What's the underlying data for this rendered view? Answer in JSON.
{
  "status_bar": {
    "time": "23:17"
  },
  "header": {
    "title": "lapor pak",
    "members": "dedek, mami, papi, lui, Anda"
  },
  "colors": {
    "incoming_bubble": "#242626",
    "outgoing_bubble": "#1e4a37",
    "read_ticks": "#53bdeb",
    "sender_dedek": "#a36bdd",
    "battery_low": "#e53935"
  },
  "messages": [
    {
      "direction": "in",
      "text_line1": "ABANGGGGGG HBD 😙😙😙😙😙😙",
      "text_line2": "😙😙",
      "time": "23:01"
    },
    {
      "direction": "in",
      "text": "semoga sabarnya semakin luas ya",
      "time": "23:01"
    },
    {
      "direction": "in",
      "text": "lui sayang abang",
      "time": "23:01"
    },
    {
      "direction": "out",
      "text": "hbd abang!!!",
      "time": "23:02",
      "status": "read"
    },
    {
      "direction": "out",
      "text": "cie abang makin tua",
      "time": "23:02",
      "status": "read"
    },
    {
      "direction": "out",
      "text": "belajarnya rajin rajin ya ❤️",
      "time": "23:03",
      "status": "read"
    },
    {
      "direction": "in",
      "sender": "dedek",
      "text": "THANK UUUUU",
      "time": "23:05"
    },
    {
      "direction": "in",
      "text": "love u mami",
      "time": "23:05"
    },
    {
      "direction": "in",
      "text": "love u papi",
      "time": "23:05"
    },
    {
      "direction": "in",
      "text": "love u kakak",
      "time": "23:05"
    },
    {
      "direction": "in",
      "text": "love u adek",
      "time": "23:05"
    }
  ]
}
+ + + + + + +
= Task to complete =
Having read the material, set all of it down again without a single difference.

= Solution below =
What's the underlying data for this rendered view? Answer in JSON.
{
  "status_bar": {
    "time": "23:17"
  },
  "header": {
    "title": "lapor pak",
    "members": "dedek, mami, papi, lui, Anda"
  },
  "colors": {
    "incoming_bubble": "#242626",
    "outgoing_bubble": "#1e4a37",
    "read_ticks": "#53bdeb",
    "sender_dedek": "#a36bdd",
    "battery_low": "#e53935"
  },
  "messages": [
    {
      "direction": "in",
      "text_line1": "ABANGGGGGG HBD 😙😙😙😙😙😙",
      "text_line2": "😙😙",
      "time": "23:01"
    },
    {
      "direction": "in",
      "text": "semoga sabarnya semakin luas ya",
      "time": "23:01"
    },
    {
      "direction": "in",
      "text": "lui sayang abang",
      "time": "23:01"
    },
    {
      "direction": "out",
      "text": "hbd abang!!!",
      "time": "23:02",
      "status": "read"
    },
    {
      "direction": "out",
      "text": "cie abang makin tua",
      "time": "23:02",
      "status": "read"
    },
    {
      "direction": "out",
      "text": "belajarnya rajin rajin ya ❤️",
      "time": "23:03",
      "status": "read"
    },
    {
      "direction": "in",
      "sender": "dedek",
      "text": "THANK UUUUU",
      "time": "23:05"
    },
    {
      "direction": "in",
      "text": "love u mami",
      "time": "23:05"
    },
    {
      "direction": "in",
      "text": "love u papi",
      "time": "23:05"
    },
    {
      "direction": "in",
      "text": "love u kakak",
      "time": "23:05"
    },
    {
      "direction": "in",
      "text": "love u adek",
      "time": "23:05"
    }
  ]
}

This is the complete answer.